[Problem]
The word "floral" marks the lines to find; copy every such line from the data below.
□ □ □ □
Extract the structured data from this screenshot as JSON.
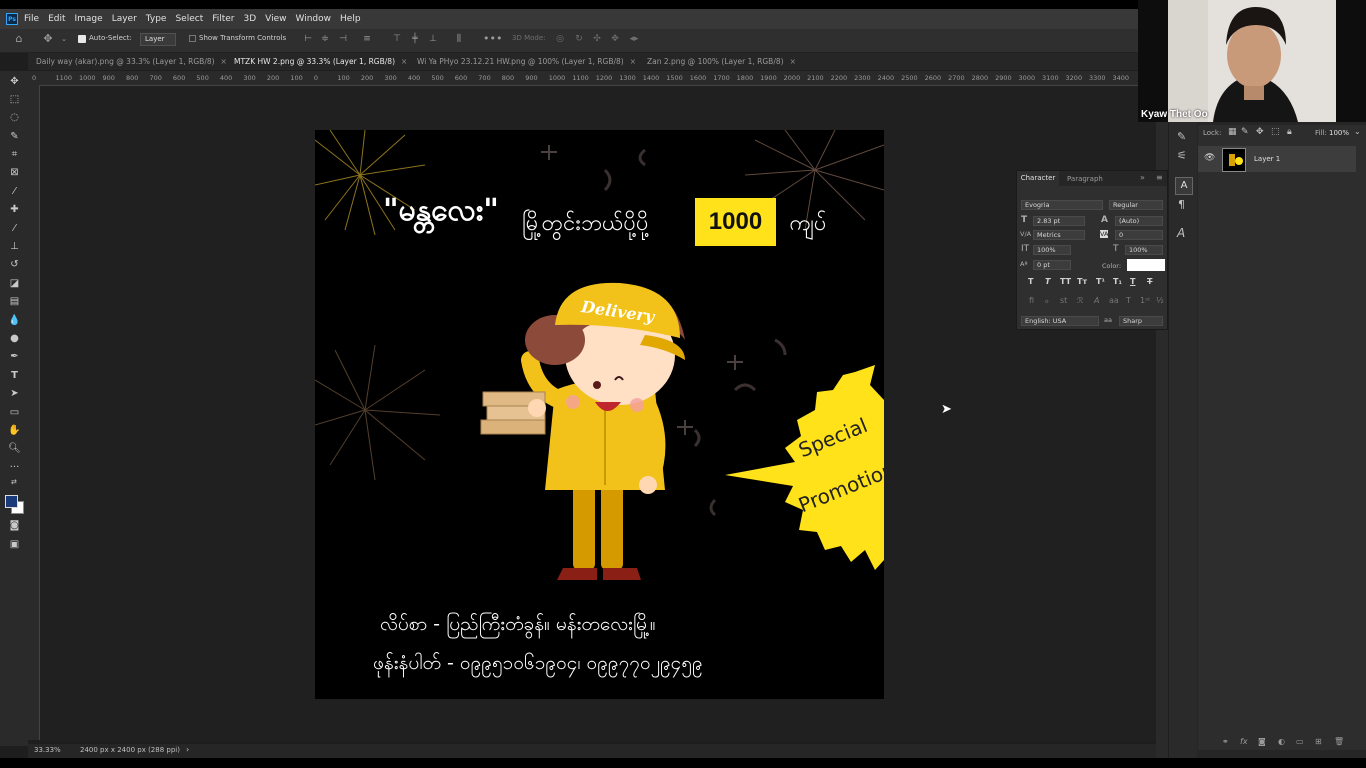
{
  "app": {
    "logo": "Ps",
    "menu": [
      "File",
      "Edit",
      "Image",
      "Layer",
      "Type",
      "Select",
      "Filter",
      "3D",
      "View",
      "Window",
      "Help"
    ]
  },
  "options": {
    "auto_select_label": "Auto-Select:",
    "auto_select_value": "Layer",
    "show_transform_label": "Show Transform Controls",
    "mode_3d_label": "3D Mode:"
  },
  "tabs": [
    {
      "label": "Daily way (akar).png @ 33.3% (Layer 1, RGB/8)",
      "active": false
    },
    {
      "label": "MTZK HW 2.png @ 33.3% (Layer 1, RGB/8)",
      "active": true
    },
    {
      "label": "Wi Ya PHyo 23.12.21 HW.png @ 100% (Layer 1, RGB/8)",
      "active": false
    },
    {
      "label": "Zan 2.png @ 100% (Layer 1, RGB/8)",
      "active": false
    }
  ],
  "ruler": {
    "h_ticks": [
      "0",
      "1100",
      "1000",
      "900",
      "800",
      "700",
      "600",
      "500",
      "400",
      "300",
      "200",
      "100",
      "0",
      "100",
      "200",
      "300",
      "400",
      "500",
      "600",
      "700",
      "800",
      "900",
      "1000",
      "1100",
      "1200",
      "1300",
      "1400",
      "1500",
      "1600",
      "1700",
      "1800",
      "1900",
      "2000",
      "2100",
      "2200",
      "2300",
      "2400",
      "2500",
      "2600",
      "2700",
      "2800",
      "2900",
      "3000",
      "3100",
      "3200",
      "3300",
      "3400"
    ]
  },
  "artwork": {
    "headline_quote": "\"မန္တလေး\"",
    "headline_text": "မြို့တွင်းဘယ်ပို့ပို့",
    "price": "1000",
    "currency": "ကျပ်",
    "cap_text": "Delivery",
    "badge_line1": "Special",
    "badge_line2": "Promotion",
    "address_line": "လိပ်စာ - ပြည်ကြီးတံခွန်။ မန်းတလေးမြို့။",
    "phone_line": "ဖုန်းနံပါတ် - ၀၉၉၅၁၀၆၁၉၀၄၊ ၀၉၉၇၇၀၂၉၄၅၉",
    "colors": {
      "yellow": "#ffe21a",
      "black": "#000000"
    }
  },
  "status": {
    "zoom": "33.33%",
    "doc_size": "2400 px x 2400 px (288 ppi)"
  },
  "character_panel": {
    "tab_character": "Character",
    "tab_paragraph": "Paragraph",
    "font_family": "Evogria",
    "font_style": "Regular",
    "font_size": "2.83 pt",
    "leading": "(Auto)",
    "kerning": "Metrics",
    "tracking": "0",
    "vertical_scale": "100%",
    "horizontal_scale": "100%",
    "baseline_shift": "0 pt",
    "color_label": "Color:",
    "language": "English: USA",
    "antialias_label": "aa",
    "antialias": "Sharp"
  },
  "layers": {
    "lock_label": "Lock:",
    "fill_label": "Fill:",
    "fill_value": "100%",
    "items": [
      {
        "name": "Layer 1"
      }
    ]
  },
  "webcam": {
    "participant_name": "Kyaw Thet Oo"
  }
}
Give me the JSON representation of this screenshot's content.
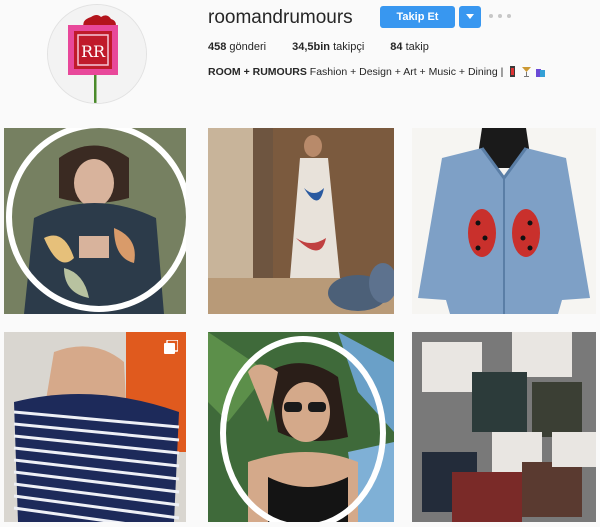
{
  "profile": {
    "username": "roomandrumours",
    "follow_label": "Takip Et",
    "stats": [
      {
        "count": "458",
        "label": "gönderi"
      },
      {
        "count": "34,5bin",
        "label": "takipçi"
      },
      {
        "count": "84",
        "label": "takip"
      }
    ],
    "bio": {
      "brand_strong": "ROOM + RUMOURS",
      "tagline": " Fashion + Design + Art + Music + Dining | "
    },
    "logo_letters": "RR"
  },
  "posts": [
    {
      "name": "post-floral-robe",
      "ring": true
    },
    {
      "name": "post-floral-dress",
      "ring": false
    },
    {
      "name": "post-denim-jacket-ladybug",
      "ring": false
    },
    {
      "name": "post-striped-ruffle-top",
      "ring": false,
      "gallery": true
    },
    {
      "name": "post-sunglasses-swimsuit",
      "ring": true
    },
    {
      "name": "post-gift-boxes-socks",
      "ring": false
    }
  ],
  "colors": {
    "accent": "#3897f0",
    "logo_red": "#b3141c",
    "logo_pink": "#e8489a"
  }
}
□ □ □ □
[Task response]
      "name": "post-floral-robe",
      "name": "post-floral-dress",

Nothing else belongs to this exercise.